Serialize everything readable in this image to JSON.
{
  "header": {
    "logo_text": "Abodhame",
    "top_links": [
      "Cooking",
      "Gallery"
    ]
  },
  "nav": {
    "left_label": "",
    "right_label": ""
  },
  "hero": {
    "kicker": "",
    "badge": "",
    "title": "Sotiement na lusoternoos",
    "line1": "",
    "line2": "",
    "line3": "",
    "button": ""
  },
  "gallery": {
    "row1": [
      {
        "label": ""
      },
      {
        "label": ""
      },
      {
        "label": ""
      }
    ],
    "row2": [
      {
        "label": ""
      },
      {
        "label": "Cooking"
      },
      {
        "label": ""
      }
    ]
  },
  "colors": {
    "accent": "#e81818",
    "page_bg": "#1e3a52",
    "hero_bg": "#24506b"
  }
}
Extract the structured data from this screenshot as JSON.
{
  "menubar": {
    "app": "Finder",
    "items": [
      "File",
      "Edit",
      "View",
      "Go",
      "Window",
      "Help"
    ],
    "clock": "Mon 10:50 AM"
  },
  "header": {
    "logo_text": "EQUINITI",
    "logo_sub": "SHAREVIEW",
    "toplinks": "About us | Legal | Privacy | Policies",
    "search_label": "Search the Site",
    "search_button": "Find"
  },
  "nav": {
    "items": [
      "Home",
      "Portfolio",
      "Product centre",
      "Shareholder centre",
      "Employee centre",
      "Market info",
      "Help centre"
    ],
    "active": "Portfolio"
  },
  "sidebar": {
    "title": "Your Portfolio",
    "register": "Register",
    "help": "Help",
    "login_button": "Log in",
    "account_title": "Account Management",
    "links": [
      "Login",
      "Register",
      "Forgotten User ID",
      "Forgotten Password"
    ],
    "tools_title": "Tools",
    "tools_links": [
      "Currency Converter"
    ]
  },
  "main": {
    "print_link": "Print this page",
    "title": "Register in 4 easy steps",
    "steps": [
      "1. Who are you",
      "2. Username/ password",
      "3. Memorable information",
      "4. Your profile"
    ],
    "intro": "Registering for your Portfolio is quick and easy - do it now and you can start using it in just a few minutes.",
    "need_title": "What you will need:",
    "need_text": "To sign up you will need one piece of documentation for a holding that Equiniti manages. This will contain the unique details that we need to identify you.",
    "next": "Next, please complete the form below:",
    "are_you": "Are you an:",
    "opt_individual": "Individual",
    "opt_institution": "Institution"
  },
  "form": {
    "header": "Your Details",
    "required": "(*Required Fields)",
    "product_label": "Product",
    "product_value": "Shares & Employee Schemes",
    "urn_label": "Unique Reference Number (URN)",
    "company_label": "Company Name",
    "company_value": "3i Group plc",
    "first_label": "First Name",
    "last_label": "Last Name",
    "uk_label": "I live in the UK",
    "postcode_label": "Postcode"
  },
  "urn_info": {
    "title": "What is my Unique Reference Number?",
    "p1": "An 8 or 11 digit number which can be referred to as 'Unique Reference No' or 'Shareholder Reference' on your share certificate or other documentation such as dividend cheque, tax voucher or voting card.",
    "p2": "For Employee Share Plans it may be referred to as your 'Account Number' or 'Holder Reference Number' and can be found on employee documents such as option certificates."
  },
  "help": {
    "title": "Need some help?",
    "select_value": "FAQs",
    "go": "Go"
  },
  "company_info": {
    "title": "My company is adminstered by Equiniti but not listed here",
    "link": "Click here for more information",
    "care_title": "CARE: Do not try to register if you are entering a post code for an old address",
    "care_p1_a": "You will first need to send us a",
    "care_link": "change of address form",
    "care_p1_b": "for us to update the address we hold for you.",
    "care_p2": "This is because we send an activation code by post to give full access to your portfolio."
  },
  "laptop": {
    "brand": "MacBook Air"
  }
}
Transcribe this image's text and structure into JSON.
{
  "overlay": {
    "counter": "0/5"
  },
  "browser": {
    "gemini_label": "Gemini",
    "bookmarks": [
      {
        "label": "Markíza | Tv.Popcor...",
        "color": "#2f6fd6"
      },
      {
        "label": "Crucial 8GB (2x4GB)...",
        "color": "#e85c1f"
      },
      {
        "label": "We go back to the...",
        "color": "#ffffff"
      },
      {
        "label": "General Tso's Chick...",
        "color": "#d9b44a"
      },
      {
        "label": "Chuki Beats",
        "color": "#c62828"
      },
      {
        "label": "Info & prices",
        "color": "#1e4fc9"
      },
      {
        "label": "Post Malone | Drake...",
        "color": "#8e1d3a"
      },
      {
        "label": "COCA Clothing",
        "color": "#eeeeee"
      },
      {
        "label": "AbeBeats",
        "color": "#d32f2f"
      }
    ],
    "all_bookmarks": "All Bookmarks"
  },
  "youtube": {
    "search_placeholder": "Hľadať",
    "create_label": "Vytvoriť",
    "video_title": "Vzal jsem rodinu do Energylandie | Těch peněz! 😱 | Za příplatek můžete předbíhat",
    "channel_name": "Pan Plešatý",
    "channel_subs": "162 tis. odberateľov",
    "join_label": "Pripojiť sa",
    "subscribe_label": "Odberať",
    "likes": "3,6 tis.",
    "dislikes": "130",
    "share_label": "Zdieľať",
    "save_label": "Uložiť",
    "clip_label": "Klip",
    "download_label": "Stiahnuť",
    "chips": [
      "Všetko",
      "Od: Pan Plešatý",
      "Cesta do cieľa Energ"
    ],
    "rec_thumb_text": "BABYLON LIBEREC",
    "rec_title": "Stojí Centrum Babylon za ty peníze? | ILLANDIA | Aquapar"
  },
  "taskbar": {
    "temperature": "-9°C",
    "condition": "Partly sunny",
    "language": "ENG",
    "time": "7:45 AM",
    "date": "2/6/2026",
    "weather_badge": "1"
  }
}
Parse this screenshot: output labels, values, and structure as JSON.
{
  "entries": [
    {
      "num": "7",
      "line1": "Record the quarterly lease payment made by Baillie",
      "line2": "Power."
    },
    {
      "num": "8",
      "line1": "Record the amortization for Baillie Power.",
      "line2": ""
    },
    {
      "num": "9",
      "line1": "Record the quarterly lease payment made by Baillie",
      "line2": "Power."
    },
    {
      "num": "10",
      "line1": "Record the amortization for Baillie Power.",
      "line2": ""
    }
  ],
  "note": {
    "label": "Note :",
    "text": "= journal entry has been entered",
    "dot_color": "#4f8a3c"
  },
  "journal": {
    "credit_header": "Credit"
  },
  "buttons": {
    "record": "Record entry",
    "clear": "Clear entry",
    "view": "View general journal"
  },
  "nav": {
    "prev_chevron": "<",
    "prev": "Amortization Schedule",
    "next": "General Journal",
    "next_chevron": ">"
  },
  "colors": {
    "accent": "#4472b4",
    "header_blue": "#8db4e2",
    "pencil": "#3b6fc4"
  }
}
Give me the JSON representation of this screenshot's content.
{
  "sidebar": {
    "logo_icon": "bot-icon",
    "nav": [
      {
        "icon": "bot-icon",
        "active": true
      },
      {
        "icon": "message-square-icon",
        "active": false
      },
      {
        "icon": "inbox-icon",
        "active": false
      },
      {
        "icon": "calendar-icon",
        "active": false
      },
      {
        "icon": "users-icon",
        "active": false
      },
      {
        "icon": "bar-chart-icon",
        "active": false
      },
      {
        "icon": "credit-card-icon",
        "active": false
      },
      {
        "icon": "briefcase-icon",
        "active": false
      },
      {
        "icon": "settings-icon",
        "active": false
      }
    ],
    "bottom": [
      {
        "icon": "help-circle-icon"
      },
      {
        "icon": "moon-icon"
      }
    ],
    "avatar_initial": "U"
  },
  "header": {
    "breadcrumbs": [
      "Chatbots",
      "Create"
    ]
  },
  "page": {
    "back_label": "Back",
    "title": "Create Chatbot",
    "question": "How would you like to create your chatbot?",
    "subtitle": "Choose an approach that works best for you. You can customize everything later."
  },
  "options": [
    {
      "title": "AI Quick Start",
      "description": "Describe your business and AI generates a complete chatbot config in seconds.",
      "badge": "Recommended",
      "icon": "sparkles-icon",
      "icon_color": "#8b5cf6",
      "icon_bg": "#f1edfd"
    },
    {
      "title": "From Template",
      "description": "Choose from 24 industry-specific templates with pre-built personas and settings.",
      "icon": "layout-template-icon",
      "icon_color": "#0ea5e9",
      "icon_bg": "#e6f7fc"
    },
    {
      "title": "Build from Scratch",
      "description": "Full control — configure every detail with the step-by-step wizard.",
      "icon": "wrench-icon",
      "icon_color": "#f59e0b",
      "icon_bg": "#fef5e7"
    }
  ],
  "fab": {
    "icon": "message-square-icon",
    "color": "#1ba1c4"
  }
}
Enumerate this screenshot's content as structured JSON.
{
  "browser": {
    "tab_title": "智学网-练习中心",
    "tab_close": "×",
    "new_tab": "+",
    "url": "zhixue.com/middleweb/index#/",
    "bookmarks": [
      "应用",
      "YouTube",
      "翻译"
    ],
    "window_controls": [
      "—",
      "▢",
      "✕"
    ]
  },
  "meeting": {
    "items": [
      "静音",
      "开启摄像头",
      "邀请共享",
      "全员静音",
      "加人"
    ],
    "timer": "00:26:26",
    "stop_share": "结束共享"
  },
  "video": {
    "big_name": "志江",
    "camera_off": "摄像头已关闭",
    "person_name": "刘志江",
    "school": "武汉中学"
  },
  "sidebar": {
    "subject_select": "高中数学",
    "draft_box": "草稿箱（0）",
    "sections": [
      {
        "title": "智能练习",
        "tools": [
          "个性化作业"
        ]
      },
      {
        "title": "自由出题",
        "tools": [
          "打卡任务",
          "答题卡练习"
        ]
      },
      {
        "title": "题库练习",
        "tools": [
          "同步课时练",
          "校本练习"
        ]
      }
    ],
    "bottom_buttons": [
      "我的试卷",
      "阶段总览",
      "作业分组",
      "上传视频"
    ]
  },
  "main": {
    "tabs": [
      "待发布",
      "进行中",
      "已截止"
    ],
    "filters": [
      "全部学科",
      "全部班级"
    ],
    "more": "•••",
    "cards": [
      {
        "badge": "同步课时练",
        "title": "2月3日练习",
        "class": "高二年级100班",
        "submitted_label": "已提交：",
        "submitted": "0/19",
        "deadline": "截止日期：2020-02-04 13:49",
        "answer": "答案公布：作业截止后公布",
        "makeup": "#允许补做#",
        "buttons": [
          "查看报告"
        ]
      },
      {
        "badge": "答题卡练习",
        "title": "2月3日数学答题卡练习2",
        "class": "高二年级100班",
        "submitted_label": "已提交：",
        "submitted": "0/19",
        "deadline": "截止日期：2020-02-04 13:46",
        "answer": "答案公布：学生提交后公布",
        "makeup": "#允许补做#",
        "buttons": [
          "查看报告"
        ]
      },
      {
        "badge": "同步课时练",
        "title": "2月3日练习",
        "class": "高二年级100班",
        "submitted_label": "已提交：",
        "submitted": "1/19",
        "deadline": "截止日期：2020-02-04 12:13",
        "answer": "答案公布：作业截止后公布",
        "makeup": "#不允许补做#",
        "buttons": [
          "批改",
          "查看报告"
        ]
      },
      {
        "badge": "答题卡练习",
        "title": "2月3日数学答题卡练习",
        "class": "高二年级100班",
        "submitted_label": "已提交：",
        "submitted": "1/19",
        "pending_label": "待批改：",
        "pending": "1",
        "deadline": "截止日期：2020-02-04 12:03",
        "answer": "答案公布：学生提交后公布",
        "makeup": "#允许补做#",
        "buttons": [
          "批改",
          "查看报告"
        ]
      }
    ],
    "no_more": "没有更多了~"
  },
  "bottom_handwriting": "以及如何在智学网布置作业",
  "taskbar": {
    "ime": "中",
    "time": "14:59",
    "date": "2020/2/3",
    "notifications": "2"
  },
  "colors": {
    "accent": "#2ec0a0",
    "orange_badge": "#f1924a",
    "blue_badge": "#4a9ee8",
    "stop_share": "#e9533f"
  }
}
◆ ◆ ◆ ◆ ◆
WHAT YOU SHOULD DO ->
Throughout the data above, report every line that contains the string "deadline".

RESULT OF THE TASK ->
        "deadline": "截止日期：2020-02-04 13:49",
        "deadline": "截止日期：2020-02-04 13:46",
        "deadline": "截止日期：2020-02-04 12:13",
        "deadline": "截止日期：2020-02-04 12:03",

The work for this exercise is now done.